Mostly black, with white markings when seen from surface – mostly white below. Adult male has very tall dorsal fin. Individuals often congregate in pods, caring diligently for new calves.

Where to spot: Unusual but regular visitor, particularly to northern seas, but have even been spotted off Cornwall.

Bottlenose dolphin (Tursiops truncatus)

A lively grey dolphin found around the world, some of the largest specimens are found around the UK. Lively, acrobatic, intelligent. Eats fish, crustaceans and squid.

Where to spot: The Moray Firth, to the North East of Scotland, and Cardigan Bay, West Wales are great places to see them. They can pop up anywhere around UK coasts.

Practical tips

You can look for whales and dolphins from land, especially from high up on prominent headlands (like Flamborough in Yorkshire, Cape Cornwall, Lleyn Peninsula) and islands (Ramsey in Pembrokeshire, many sites in the Hebrides). By far the best chance of finding them is on a boat, heading a little offshore. Dolphins like areas with currents and where sea depth varies, as these tend to be rich in plankton and fish. Calm water will give the best views when they break the surface.

How to spot these rare land animals

Here are the top three land animals out of 20 rare UK animals that Brits would most like to see and how you can see them.

Golden eagle

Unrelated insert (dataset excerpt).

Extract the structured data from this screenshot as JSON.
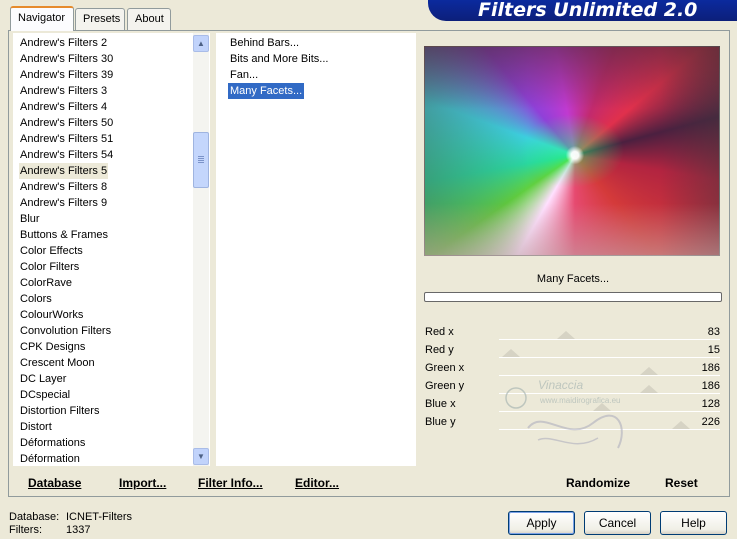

You will need to keep your eyes on the skies to spot a golden eagle as only 13% of people surveyed have seen a golden eagle in the UK. They can often be spotted gliding on air currents, but make sure you have binoculars to hand to help you tell this bird apart from other birds of prey.

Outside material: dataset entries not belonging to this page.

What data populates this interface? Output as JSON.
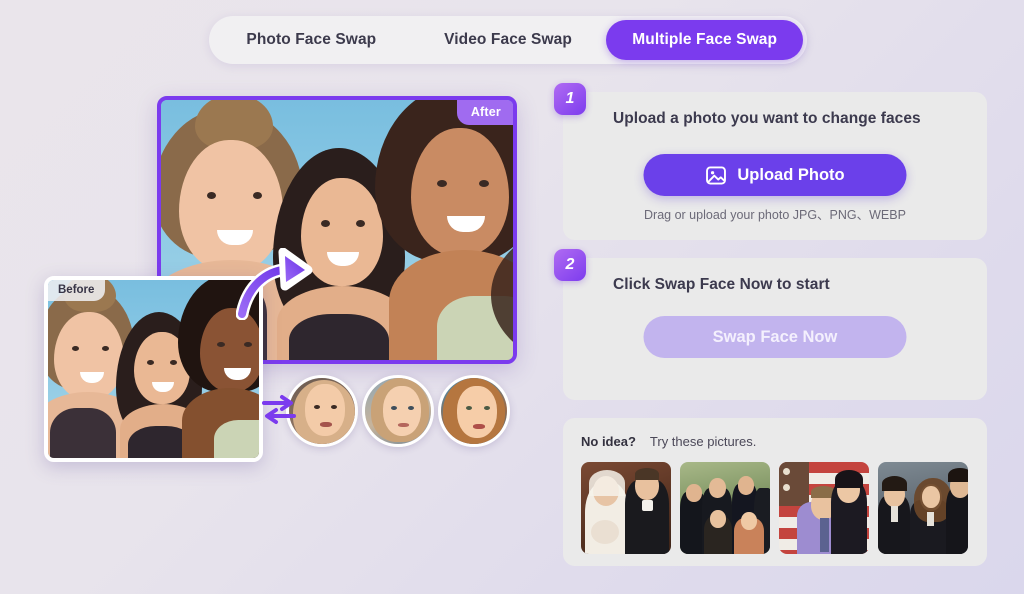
{
  "tabs": [
    {
      "label": "Photo Face Swap",
      "active": false
    },
    {
      "label": "Video Face Swap",
      "active": false
    },
    {
      "label": "Multiple Face Swap",
      "active": true
    }
  ],
  "preview": {
    "after_badge": "After",
    "before_badge": "Before",
    "swap_icon": "swap-horizontal-icon",
    "arrow_icon": "curved-arrow-icon",
    "face_thumbnails": [
      {
        "name": "face-option-1"
      },
      {
        "name": "face-option-2"
      },
      {
        "name": "face-option-3"
      }
    ]
  },
  "steps": [
    {
      "number": "1",
      "title": "Upload a photo you want to change faces",
      "button_label": "Upload Photo",
      "button_icon": "image-icon",
      "hint": "Drag or upload your photo JPG、PNG、WEBP"
    },
    {
      "number": "2",
      "title": "Click Swap Face Now to start",
      "button_label": "Swap Face Now",
      "button_disabled": true
    }
  ],
  "suggestions": {
    "heading": "No idea?",
    "subheading": "Try these pictures.",
    "items": [
      {
        "name": "sample-wedding-couple"
      },
      {
        "name": "sample-friends-group"
      },
      {
        "name": "sample-flag-couple"
      },
      {
        "name": "sample-school-trio"
      }
    ]
  },
  "colors": {
    "accent": "#7B3BEE",
    "accent_button": "#6B40EA",
    "accent_disabled": "#C2B4EE",
    "badge_after": "#A06BF0",
    "card_bg": "#EAEAEA",
    "tabbar_bg": "#F1F0F2",
    "page_bg": "#E8E4EC"
  }
}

Red squirrel

Thanks to conservation efforts it’s getting easier to spot red squirrels in some parts of the UK. Your best chance of seeing them in in the autumn when they are busy collecting food but there are less leaves on the trees.

Wallaby

It is possible to see wallabies, and not just at the zoo. There is an island in Loch Lomond, Scotland called Inchconnachan which has a mob of wallabies. To get there you will need to hire a speedboat or kayak.

UK Safari

Safari map of the United Kingdom

UK Safari
UK Safari

Now see them for yourself

Richard Harrington, Head of Communications at our partner, the Marine Conservation Society, said: “UK wildlife is captivating and fascinating, and rivals anything you can find in other parts of the world. It is really worth planning your holidays to coincide with opportunities to see animals in their natural habitat. For example the humpback whale, though rare, can be found to the west of the UK in spring and autumn. Bottlenose dolphins can be found year round – you just need to be in the know about where to go!”

He went on to add that “your best bet to spot any marine life is from a boat, but they can be spotted from high above too. Prominent headlands like Flamborough on the Yorkshire coast, Cape Cornwall and Lleyn Peninsula as well as islands such as Ramsey in Pembrokeshire are a great way to see dolphins and wales from dry land.”

Now you know how many amazing animals can be seen in the United Kingdom we’re sure you’ll want to go and see them for yourself. Snaptrip partners with the largest professional cottage providers in the UK so that we can offer over 60,000 properties in one place and you don’t have to search each website individually. With our best price guarantee, last minute discounts and member-only discounts, we truly have a cottage for every budget.

 

UK Safari